-Esmond

Dram Review: The Exile Aged 15 Years

[62.0%・15 Years Old・Distilled in 2000・Bottled Circa 2016・Tasmania Distillery・The Exile Bottling・Cask No. HH 556・Single Cask Release of 344 Bottles]

Nose:

Blueberry jam with the oak heavily foreshadowing what’s likely to be the main theme.. Quite “Port”-y and slightly vegetal, dark and musky with the thick honey note gushing out and the lemon infused cola fizzling away.

Palate & Finish:

Hot initially but the palate soon settles down for a jammy chewiness of stewed prunes. The oak has a strong presence through out with an oily Pho tone. Cola and aged lemon peels simmering away with the brown sugar crystallising. There is a slight gingery infusion that lifts the tone on the mid-palate.

Touch of menthol, the stewed prunes come back again but then the woody and earthy elements set in to dry things out.

Thoughts:

Quite aptly named I thought, certainly feels like an exile rather than a self-imposed exile in the sense that the cask was seemingly selected by circumstances and not necessarily by choice.

A journeyman cask that is arguably past its best years, but the “Port” influence is gorgeous and is breathing in a lot of energy to revitalise the dram even though it is ultimately a touch burdened by the wood..

It’s one of the earlier private casks that got bottled under the current Australian whisky climate and perhaps one of the better ones as well.

✓ [Recommended if you like the style/distillery]

Dram Review: Heartwood @#$%^&*

[62.5%・10 Years Old・Bottled in 2017・Tasmania Distillery・Heartwood Bottling・Cask No. TD 124・Single Cask Release of 337 Bottles]

Nose:

A lower than usual ABV doesn’t mean this feels tamer than your normal Heartwood.  Still quite big with that familiar “Sherry” heaviness coming through; forceful to the point it feels like being pressed by Tim into a thoroughly drenched barrel.  Also quite vegetative on the side.

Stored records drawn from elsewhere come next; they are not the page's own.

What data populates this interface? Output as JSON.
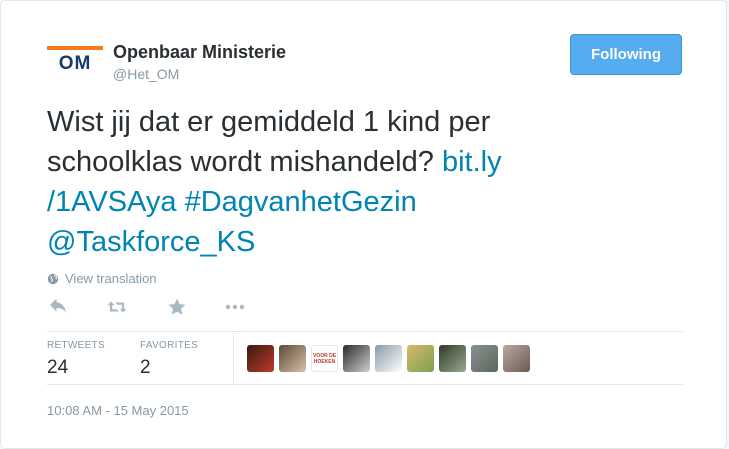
{
  "account": {
    "logo_text": "OM",
    "name": "Openbaar Ministerie",
    "handle": "@Het_OM"
  },
  "follow_button": {
    "label": "Following"
  },
  "tweet": {
    "text_parts": [
      "Wist jij dat er gemiddeld 1 kind per schoolklas wordt mishandeld? ",
      "bit.ly /1AVSAya",
      " ",
      "#DagvanhetGezin",
      " ",
      "@Taskforce_KS"
    ]
  },
  "translation": {
    "label": "View translation"
  },
  "actions": [
    "reply-icon",
    "retweet-icon",
    "favorite-icon",
    "more-icon"
  ],
  "stats": {
    "retweets_label": "RETWEETS",
    "retweets_value": "24",
    "favorites_label": "FAVORITES",
    "favorites_value": "2"
  },
  "avatars": [
    {
      "name": "avatar-1",
      "colors": [
        "#3a1a10",
        "#c0392b"
      ]
    },
    {
      "name": "avatar-2",
      "colors": [
        "#5a4a3a",
        "#d9c2a5"
      ]
    },
    {
      "name": "avatar-3",
      "colors": [
        "#ffffff",
        "#c0392b"
      ],
      "text": "VOOR DE HOEKEN"
    },
    {
      "name": "avatar-4",
      "colors": [
        "#2b2b2b",
        "#cfcfcf"
      ]
    },
    {
      "name": "avatar-5",
      "colors": [
        "#8a9aa6",
        "#ffffff"
      ]
    },
    {
      "name": "avatar-6",
      "colors": [
        "#d9b86a",
        "#7aa34f"
      ]
    },
    {
      "name": "avatar-7",
      "colors": [
        "#2f3b2a",
        "#9aa88e"
      ]
    },
    {
      "name": "avatar-8",
      "colors": [
        "#8a8f94",
        "#5a6a5a"
      ]
    },
    {
      "name": "avatar-9",
      "colors": [
        "#b9a9a0",
        "#6c5a52"
      ]
    }
  ],
  "timestamp": "10:08 AM - 15 May 2015",
  "colors": {
    "accent": "#55acee",
    "link": "#0084b4",
    "muted": "#8899a6",
    "logo_orange": "#f47a20",
    "logo_navy": "#1b3a6b"
  }
}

Palate & Finish:

Good mouthfeel, very thick with the two first fill “Sherry” casks working overtime, raisins and sultana through and through.  It’s singular but at the same time it provides a basic gratification.

A solid follow through that continues to be very syrupy.

Thoughts:

Three years of being rigorously “Heartwooded” in first fill “Sherry” casks obviously paid off in the sense that the whisky profile has completely been changed, now heavily showcasing what the finishing casks have to offer and it’s now big and bold enough for the ordinary Heartwood fans.

I do wonder what this whisky was like previously, it seems like any trace of its past existence has been mercilessly redacted.

[Recommended if you like the style/distillery]

-Nicholas